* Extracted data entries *
────────────────────────────────────────
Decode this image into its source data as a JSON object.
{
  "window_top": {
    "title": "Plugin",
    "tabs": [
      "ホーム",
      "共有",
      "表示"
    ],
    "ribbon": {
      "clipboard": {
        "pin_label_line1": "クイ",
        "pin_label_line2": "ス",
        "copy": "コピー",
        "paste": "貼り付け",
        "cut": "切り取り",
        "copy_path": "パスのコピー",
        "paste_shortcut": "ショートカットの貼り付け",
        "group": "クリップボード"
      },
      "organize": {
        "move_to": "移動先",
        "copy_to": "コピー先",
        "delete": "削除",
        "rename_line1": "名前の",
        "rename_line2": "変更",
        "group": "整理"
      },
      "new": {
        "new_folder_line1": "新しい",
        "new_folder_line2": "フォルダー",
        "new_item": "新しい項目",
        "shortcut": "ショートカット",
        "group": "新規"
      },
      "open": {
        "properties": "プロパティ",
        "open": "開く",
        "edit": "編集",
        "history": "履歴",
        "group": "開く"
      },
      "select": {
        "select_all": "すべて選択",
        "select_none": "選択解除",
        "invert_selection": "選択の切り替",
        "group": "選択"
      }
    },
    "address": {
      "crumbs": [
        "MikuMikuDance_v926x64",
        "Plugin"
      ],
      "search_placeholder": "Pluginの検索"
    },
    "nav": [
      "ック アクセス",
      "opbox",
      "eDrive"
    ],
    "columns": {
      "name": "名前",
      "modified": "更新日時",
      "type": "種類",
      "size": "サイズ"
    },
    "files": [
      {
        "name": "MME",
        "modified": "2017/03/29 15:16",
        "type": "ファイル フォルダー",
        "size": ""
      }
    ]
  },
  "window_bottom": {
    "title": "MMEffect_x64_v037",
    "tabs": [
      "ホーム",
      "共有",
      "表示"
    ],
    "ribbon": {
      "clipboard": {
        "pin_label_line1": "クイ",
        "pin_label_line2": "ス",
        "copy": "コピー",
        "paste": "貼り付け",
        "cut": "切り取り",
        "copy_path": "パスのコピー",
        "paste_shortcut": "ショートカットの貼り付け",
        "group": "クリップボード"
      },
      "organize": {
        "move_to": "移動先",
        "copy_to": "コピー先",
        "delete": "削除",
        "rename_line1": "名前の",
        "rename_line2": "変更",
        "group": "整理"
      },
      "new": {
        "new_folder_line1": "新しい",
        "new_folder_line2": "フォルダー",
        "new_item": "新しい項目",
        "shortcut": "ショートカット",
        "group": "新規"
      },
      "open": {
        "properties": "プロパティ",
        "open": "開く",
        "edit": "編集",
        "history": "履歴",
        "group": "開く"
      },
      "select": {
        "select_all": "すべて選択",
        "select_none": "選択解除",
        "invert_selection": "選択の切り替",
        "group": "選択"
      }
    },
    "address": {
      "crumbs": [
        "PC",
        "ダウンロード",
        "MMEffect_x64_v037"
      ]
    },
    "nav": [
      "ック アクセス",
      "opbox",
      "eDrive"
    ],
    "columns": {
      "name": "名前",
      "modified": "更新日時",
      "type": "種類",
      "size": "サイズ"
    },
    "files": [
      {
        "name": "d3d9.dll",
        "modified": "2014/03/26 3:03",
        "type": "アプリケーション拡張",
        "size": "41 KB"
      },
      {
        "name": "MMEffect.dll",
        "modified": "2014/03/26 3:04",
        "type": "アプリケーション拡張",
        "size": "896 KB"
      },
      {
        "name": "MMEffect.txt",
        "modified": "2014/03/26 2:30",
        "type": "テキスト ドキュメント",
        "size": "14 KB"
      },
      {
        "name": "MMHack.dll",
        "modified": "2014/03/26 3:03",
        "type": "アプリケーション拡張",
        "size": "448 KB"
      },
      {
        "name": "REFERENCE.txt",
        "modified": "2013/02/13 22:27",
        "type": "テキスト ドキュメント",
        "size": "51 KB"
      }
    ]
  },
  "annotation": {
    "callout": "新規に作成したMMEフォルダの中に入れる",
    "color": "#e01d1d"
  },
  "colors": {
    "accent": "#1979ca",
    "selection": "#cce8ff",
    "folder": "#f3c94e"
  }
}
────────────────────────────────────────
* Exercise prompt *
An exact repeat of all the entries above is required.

* Reply to the task *
Decode this image into its source data as a JSON object.
{
  "window_top": {
    "title": "Plugin",
    "tabs": [
      "ホーム",
      "共有",
      "表示"
    ],
    "ribbon": {
      "clipboard": {
        "pin_label_line1": "クイ",
        "pin_label_line2": "ス",
        "copy": "コピー",
        "paste": "貼り付け",
        "cut": "切り取り",
        "copy_path": "パスのコピー",
        "paste_shortcut": "ショートカットの貼り付け",
        "group": "クリップボード"
      },
      "organize": {
        "move_to": "移動先",
        "copy_to": "コピー先",
        "delete": "削除",
        "rename_line1": "名前の",
        "rename_line2": "変更",
        "group": "整理"
      },
      "new": {
        "new_folder_line1": "新しい",
        "new_folder_line2": "フォルダー",
        "new_item": "新しい項目",
        "shortcut": "ショートカット",
        "group": "新規"
      },
      "open": {
        "properties": "プロパティ",
        "open": "開く",
        "edit": "編集",
        "history": "履歴",
        "group": "開く"
      },
      "select": {
        "select_all": "すべて選択",
        "select_none": "選択解除",
        "invert_selection": "選択の切り替",
        "group": "選択"
      }
    },
    "address": {
      "crumbs": [
        "MikuMikuDance_v926x64",
        "Plugin"
      ],
      "search_placeholder": "Pluginの検索"
    },
    "nav": [
      "ック アクセス",
      "opbox",
      "eDrive"
    ],
    "columns": {
      "name": "名前",
      "modified": "更新日時",
      "type": "種類",
      "size": "サイズ"
    },
    "files": [
      {
        "name": "MME",
        "modified": "2017/03/29 15:16",
        "type": "ファイル フォルダー",
        "size": ""
      }
    ]
  },
  "window_bottom": {
    "title": "MMEffect_x64_v037",
    "tabs": [
      "ホーム",
      "共有",
      "表示"
    ],
    "ribbon": {
      "clipboard": {
        "pin_label_line1": "クイ",
        "pin_label_line2": "ス",
        "copy": "コピー",
        "paste": "貼り付け",
        "cut": "切り取り",
        "copy_path": "パスのコピー",
        "paste_shortcut": "ショートカットの貼り付け",
        "group": "クリップボード"
      },
      "organize": {
        "move_to": "移動先",
        "copy_to": "コピー先",
        "delete": "削除",
        "rename_line1": "名前の",
        "rename_line2": "変更",
        "group": "整理"
      },
      "new": {
        "new_folder_line1": "新しい",
        "new_folder_line2": "フォルダー",
        "new_item": "新しい項目",
        "shortcut": "ショートカット",
        "group": "新規"
      },
      "open": {
        "properties": "プロパティ",
        "open": "開く",
        "edit": "編集",
        "history": "履歴",
        "group": "開く"
      },
      "select": {
        "select_all": "すべて選択",
        "select_none": "選択解除",
        "invert_selection": "選択の切り替",
        "group": "選択"
      }
    },
    "address": {
      "crumbs": [
        "PC",
        "ダウンロード",
        "MMEffect_x64_v037"
      ]
    },
    "nav": [
      "ック アクセス",
      "opbox",
      "eDrive"
    ],
    "columns": {
      "name": "名前",
      "modified": "更新日時",
      "type": "種類",
      "size": "サイズ"
    },
    "files": [
      {
        "name": "d3d9.dll",
        "modified": "2014/03/26 3:03",
        "type": "アプリケーション拡張",
        "size": "41 KB"
      },
      {
        "name": "MMEffect.dll",
        "modified": "2014/03/26 3:04",
        "type": "アプリケーション拡張",
        "size": "896 KB"
      },
      {
        "name": "MMEffect.txt",
        "modified": "2014/03/26 2:30",
        "type": "テキスト ドキュメント",
        "size": "14 KB"
      },
      {
        "name": "MMHack.dll",
        "modified": "2014/03/26 3:03",
        "type": "アプリケーション拡張",
        "size": "448 KB"
      },
      {
        "name": "REFERENCE.txt",
        "modified": "2013/02/13 22:27",
        "type": "テキスト ドキュメント",
        "size": "51 KB"
      }
    ]
  },
  "annotation": {
    "callout": "新規に作成したMMEフォルダの中に入れる",
    "color": "#e01d1d"
  },
  "colors": {
    "accent": "#1979ca",
    "selection": "#cce8ff",
    "folder": "#f3c94e"
  }
}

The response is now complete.